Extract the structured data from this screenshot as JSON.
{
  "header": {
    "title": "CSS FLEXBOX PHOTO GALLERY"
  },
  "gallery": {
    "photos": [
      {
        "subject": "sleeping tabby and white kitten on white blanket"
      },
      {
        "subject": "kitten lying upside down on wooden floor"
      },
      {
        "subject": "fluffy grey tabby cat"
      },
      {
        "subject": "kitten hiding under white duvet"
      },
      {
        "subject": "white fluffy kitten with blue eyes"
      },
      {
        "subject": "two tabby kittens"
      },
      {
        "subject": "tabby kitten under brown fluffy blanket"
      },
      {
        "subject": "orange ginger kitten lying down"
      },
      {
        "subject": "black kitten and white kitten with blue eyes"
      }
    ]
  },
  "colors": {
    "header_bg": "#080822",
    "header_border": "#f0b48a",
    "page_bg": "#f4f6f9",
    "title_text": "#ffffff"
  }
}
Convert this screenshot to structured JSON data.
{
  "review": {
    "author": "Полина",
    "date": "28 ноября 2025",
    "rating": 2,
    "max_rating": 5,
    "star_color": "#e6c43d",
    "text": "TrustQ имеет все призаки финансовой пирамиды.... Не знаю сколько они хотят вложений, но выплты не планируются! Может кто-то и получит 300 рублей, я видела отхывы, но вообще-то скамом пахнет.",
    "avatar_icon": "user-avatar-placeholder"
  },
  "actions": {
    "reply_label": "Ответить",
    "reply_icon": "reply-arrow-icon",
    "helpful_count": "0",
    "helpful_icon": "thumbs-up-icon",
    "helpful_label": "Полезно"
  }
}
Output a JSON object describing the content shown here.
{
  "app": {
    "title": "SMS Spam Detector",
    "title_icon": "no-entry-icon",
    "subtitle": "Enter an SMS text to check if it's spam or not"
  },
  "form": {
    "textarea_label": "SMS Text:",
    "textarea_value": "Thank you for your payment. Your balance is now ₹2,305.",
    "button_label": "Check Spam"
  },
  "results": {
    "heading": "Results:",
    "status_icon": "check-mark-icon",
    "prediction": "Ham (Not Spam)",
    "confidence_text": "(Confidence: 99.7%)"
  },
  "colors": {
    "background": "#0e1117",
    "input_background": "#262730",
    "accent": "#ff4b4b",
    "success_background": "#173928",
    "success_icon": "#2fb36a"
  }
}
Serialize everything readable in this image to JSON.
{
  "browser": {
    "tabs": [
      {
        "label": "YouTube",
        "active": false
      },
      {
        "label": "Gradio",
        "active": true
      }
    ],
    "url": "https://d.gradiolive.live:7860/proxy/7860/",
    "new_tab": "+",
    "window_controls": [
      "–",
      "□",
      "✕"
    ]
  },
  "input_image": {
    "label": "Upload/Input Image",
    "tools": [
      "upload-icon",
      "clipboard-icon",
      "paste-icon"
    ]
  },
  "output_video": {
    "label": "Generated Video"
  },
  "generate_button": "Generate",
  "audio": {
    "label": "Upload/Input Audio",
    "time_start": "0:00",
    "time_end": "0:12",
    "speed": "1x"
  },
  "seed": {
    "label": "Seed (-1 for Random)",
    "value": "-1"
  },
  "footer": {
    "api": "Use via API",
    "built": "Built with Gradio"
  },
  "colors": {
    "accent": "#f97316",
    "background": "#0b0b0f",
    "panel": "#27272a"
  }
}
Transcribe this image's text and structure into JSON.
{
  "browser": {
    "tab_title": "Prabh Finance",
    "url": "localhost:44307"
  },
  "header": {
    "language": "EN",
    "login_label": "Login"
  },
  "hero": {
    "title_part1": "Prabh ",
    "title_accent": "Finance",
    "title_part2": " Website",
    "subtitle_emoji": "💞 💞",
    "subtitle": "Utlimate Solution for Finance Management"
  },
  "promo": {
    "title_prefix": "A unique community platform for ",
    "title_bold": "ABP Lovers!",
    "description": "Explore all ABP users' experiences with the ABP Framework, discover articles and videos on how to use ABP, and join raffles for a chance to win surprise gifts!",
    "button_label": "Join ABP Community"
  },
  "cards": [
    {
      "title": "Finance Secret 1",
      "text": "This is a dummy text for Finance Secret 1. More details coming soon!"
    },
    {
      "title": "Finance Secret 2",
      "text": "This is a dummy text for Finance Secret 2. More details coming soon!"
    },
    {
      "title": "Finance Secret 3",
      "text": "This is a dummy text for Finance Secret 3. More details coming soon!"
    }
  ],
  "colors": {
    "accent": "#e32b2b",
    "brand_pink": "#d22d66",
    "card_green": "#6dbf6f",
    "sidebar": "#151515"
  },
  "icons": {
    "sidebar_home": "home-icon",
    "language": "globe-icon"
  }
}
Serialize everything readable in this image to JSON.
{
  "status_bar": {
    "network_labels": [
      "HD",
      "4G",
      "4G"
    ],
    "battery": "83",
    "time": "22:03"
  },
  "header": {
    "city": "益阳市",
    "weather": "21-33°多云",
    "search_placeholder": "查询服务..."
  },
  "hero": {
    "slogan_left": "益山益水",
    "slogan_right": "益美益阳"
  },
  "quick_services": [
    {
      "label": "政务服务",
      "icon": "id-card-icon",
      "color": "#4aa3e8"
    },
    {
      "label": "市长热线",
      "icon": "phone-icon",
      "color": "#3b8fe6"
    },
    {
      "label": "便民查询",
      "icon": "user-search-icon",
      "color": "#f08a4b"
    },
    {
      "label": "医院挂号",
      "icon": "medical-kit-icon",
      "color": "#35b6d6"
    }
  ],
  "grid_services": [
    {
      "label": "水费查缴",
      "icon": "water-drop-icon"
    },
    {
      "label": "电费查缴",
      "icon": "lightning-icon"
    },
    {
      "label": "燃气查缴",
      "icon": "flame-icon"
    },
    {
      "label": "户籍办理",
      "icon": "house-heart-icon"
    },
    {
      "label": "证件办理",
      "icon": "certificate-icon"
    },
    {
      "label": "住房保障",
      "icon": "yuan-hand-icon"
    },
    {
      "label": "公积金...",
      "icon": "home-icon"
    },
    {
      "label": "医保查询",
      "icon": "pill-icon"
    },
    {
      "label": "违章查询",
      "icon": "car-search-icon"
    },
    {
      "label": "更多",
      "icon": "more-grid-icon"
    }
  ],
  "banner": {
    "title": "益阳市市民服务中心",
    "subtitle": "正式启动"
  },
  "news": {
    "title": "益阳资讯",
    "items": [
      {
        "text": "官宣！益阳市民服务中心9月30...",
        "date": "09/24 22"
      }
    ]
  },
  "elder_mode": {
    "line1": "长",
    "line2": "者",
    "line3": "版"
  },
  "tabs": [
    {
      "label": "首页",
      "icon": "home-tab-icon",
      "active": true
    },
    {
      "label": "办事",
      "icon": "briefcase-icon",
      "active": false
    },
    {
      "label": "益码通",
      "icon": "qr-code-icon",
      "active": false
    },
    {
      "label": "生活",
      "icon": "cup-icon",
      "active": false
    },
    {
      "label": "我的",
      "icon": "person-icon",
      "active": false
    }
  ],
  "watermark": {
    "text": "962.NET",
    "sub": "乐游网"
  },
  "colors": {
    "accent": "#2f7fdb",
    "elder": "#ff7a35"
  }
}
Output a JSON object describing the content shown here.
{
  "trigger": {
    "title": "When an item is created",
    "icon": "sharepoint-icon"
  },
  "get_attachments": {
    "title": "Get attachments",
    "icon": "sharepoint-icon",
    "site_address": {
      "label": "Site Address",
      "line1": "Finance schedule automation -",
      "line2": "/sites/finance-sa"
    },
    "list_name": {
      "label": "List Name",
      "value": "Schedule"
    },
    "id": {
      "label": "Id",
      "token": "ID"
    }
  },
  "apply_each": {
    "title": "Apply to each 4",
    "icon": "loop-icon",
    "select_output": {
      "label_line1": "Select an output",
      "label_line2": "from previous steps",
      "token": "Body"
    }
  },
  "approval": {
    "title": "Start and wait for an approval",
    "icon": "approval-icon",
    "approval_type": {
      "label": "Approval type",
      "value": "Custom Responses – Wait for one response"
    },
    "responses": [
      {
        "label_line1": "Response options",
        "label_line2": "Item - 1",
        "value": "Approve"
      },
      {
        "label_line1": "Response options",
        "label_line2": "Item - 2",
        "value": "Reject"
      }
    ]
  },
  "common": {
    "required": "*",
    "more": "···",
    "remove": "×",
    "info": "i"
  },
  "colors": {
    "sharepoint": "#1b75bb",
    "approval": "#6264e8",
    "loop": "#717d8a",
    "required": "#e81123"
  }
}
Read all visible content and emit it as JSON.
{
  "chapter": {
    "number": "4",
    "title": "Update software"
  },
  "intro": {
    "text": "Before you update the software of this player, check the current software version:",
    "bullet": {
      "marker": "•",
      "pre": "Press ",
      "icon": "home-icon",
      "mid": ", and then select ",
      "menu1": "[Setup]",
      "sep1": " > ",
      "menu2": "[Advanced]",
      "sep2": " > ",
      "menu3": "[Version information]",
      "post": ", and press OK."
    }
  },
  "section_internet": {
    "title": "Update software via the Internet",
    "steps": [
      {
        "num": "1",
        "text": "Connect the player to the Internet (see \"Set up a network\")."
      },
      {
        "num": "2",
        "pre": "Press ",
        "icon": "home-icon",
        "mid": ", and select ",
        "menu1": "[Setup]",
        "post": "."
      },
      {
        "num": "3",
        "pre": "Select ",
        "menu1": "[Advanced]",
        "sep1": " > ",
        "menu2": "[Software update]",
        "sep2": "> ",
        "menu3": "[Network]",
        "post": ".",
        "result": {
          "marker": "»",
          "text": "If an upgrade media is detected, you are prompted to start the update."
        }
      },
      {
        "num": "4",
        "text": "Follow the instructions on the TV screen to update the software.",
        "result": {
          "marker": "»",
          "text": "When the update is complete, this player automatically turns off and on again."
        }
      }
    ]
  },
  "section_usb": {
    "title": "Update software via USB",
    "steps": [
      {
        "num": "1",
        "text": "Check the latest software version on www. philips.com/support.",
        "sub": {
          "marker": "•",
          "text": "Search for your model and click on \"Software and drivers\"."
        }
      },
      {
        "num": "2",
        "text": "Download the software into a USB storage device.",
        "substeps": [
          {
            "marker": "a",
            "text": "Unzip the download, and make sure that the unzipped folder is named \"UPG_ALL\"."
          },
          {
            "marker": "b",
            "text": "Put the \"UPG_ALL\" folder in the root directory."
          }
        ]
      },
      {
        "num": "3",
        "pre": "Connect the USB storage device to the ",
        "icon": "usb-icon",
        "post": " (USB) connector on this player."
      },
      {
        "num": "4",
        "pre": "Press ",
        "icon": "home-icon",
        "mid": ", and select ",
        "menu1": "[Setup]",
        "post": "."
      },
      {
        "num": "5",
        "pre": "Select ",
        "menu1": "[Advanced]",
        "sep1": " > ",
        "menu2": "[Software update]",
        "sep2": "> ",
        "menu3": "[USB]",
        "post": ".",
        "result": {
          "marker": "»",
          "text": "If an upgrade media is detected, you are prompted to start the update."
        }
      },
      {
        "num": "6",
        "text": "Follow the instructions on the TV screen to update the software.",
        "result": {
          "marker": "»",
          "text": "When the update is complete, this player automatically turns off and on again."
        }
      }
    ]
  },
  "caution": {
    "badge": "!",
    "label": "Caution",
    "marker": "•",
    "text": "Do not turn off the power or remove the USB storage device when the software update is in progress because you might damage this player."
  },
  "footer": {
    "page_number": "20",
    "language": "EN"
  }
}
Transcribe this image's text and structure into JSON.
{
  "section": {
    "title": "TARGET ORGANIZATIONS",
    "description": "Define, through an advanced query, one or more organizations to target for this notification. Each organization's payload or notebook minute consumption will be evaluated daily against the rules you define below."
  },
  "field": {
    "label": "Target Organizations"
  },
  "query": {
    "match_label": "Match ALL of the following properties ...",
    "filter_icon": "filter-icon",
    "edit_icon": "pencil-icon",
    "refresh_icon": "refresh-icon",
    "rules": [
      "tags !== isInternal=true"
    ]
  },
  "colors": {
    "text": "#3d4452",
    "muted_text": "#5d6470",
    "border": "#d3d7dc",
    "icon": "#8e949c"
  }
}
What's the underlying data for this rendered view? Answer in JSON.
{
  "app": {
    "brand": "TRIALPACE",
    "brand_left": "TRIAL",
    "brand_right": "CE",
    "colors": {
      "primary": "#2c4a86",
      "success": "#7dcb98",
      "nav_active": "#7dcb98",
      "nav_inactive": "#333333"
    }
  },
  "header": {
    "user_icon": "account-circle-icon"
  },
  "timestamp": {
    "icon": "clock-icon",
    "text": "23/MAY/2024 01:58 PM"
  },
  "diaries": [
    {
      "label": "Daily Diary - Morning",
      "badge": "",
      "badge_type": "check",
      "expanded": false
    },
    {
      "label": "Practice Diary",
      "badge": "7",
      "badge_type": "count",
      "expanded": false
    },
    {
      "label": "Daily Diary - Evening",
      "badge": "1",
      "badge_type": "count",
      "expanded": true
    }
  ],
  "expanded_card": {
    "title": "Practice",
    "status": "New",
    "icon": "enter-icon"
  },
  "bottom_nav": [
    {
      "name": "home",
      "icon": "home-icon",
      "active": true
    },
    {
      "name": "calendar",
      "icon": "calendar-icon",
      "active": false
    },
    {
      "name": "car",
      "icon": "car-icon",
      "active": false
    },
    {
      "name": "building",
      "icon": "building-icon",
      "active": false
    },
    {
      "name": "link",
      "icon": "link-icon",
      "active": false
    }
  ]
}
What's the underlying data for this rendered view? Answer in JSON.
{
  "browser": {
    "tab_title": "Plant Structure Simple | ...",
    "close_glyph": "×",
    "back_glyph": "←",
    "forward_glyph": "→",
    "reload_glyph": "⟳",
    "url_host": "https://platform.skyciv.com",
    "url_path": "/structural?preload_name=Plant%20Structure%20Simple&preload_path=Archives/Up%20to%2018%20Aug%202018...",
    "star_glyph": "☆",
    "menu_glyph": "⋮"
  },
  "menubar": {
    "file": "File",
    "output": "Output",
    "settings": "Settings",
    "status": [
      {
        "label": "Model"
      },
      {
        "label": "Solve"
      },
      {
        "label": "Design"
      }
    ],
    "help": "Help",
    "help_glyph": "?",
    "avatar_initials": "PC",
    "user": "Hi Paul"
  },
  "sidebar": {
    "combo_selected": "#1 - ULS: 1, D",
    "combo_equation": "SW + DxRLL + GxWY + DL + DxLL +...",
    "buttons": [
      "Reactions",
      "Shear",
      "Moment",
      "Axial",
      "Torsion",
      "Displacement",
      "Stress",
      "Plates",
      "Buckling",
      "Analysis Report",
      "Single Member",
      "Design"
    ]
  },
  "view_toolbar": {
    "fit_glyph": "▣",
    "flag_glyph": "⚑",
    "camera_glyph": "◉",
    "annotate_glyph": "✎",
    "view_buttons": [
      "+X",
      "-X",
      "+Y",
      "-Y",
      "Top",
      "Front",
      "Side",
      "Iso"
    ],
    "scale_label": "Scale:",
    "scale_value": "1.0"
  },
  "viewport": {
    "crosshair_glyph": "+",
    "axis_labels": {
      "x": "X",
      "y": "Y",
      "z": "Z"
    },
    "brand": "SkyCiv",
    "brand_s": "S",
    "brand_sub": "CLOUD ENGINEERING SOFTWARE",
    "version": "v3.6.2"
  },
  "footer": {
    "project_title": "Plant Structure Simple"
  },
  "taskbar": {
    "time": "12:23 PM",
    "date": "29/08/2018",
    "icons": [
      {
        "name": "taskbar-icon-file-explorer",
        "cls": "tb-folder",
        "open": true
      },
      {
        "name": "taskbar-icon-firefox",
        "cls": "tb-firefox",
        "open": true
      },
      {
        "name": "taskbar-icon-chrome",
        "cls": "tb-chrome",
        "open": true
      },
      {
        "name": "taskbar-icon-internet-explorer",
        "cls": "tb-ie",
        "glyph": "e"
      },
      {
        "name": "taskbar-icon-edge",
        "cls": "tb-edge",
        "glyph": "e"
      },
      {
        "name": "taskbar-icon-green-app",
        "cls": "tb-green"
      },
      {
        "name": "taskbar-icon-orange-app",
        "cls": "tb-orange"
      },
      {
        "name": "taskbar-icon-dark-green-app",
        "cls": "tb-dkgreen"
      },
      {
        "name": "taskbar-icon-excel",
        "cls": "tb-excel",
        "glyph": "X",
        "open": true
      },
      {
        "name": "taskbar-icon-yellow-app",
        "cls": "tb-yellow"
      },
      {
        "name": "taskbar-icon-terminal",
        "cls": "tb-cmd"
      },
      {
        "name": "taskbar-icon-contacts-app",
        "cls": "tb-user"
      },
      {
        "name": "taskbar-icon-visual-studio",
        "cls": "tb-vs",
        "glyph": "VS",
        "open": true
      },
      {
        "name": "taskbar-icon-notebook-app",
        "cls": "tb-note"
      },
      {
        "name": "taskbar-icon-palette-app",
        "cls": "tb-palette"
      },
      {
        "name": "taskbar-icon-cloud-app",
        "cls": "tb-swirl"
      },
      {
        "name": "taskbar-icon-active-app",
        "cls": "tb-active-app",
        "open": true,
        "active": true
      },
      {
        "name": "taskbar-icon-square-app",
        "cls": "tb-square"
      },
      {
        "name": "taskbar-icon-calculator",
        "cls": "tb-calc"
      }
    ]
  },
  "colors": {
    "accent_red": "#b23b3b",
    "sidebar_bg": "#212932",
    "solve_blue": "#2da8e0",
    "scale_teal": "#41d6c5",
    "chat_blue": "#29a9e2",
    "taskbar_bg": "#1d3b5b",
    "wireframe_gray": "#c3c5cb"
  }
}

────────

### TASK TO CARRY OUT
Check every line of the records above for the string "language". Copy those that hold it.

### WRITTEN SOLUTION
    "language": "EN",
    "language": "globe-icon"
    "language": "EN"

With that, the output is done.